Baptism of Fire
I first heard about To the Lions through the Goodfellow Records website. I used to check it obsessively, believing (rightfully) that whatever that label put out was worth listening to. While I loved most of what I heard, To the Lions stuck out more than anything else (except for Cursed). Unfortunately, with Goodfellow Records and To the Lions now both defunct, all that can be done is a review of this underrated record.
To the Lions was a short-lived hardcore band based out of Hamilton, Ontario. Despite only being around for a short time, their full length album Baptism of Fire definitely left a permanent mark.
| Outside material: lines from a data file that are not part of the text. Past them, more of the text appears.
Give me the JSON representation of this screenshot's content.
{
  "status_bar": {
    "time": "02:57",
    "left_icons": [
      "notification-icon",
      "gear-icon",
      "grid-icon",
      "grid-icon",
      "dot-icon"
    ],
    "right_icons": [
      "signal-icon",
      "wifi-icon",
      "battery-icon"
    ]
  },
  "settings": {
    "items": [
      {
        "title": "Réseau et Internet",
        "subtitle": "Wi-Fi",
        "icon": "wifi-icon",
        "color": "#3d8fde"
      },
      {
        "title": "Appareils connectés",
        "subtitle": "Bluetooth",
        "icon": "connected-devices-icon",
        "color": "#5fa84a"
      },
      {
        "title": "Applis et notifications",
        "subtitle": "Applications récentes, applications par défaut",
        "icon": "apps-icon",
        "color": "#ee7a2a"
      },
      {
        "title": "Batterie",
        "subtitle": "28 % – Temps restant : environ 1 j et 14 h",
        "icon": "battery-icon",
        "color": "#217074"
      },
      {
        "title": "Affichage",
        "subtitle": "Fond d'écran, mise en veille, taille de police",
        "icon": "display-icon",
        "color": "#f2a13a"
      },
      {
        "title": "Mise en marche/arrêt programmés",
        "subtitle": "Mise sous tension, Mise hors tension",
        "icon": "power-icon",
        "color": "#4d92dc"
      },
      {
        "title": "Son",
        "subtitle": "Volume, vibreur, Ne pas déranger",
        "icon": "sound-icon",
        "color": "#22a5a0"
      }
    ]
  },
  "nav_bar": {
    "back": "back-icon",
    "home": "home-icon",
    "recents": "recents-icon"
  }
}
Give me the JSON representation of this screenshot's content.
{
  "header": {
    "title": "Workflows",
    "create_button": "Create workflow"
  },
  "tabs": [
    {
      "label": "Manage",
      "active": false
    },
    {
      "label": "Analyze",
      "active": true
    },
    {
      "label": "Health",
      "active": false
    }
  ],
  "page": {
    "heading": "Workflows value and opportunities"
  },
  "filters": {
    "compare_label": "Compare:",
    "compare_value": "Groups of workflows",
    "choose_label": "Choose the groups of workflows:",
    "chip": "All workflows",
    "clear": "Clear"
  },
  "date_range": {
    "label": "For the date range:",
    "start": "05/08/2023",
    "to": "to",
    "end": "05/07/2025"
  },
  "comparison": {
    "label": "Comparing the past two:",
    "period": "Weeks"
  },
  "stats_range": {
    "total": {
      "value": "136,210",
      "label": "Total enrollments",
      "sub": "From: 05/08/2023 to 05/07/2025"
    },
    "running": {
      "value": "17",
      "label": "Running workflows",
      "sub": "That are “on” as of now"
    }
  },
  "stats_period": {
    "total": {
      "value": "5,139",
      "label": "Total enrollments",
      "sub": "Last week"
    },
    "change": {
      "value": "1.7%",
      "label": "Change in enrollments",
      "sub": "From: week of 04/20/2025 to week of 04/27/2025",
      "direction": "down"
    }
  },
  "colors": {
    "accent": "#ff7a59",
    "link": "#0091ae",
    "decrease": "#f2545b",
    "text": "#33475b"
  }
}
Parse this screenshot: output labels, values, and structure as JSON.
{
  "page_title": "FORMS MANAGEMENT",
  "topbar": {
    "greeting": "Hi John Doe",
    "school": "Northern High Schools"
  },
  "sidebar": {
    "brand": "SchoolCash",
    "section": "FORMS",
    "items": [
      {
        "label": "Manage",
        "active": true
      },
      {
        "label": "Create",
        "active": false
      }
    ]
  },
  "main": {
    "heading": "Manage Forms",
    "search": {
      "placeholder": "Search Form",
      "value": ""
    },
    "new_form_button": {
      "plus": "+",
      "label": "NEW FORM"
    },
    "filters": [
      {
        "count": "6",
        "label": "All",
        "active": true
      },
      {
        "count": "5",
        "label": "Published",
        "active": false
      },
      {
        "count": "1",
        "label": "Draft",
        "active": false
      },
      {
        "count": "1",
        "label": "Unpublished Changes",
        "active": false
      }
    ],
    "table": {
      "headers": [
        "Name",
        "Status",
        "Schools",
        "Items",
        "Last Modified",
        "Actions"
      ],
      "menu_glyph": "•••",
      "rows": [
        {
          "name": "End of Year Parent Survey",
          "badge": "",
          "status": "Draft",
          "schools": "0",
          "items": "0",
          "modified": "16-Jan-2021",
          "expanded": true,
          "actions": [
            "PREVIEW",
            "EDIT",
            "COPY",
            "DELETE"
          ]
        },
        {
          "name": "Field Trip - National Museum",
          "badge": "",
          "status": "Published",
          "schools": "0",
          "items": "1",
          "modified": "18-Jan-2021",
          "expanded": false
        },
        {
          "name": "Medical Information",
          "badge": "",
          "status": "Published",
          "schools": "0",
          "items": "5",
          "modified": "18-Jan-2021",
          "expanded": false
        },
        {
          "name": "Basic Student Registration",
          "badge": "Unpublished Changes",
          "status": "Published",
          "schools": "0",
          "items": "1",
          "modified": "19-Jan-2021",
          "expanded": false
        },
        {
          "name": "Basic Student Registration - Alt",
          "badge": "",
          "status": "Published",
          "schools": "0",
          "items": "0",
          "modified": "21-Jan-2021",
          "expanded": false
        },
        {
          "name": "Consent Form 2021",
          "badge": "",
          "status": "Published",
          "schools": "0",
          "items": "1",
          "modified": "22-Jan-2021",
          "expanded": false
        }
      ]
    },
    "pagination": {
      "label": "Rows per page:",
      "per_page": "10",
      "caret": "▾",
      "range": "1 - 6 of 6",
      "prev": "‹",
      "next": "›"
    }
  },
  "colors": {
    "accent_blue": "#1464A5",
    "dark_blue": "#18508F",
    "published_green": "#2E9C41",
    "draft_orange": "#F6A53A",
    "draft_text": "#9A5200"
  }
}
Very much in the straightforward/insanely angry vein of dominated the earlier part of the decade, this album (if not so well executed) would’ve seemed out of place when it was released in 2007. Fortunately, the band’s members (formerly of SeventyEightDays, Grade, and Chokehold [I think]), know exactly what they are doing when it comes to writing pissed off 90’s hardcore.
Tracks like Born to Die, Nightmare Begins, and The Foresaken are about as nihilistic and violent as they come, and really lay the track work for an album that avoids becoming repetitive or boring, while still never straying from the musical path that the band became known for. I can’t understand how this album didn’t earn a place in the ‘essential hardcore albums to own’ lists that are everywhere on the net, but it should have. Every single song is catchy, well put together, aggressive, and stand the test of time. I may be biased because this was the type of hardcore that I grew up listening to and playing, but even stepping outside of that dynamic, there really isn’t a bad thing that I can say about this album.
My only issue with this album is as follows: They have a track called Nightmare Begins, which starts off with a great build up/intro, culminating with a furious scream of “And so it begins!”....and this isn’t the first track on the album! Now, I’m not one for complaining about how an album is put together, but when a song with this name, structure, and lyrical introduction is track 5 I think a re-ordering should be considered.
So if you like well-written, well-structured 90’s-influenced hardcore then I highly suggest you find a copy of Baptism of Fire and give it more than a few listens.
As far as I know you can't buy this album anymore, but all of the remaining Goodfellow collection is found through Relapse Records, so have a look in their e-store I guess.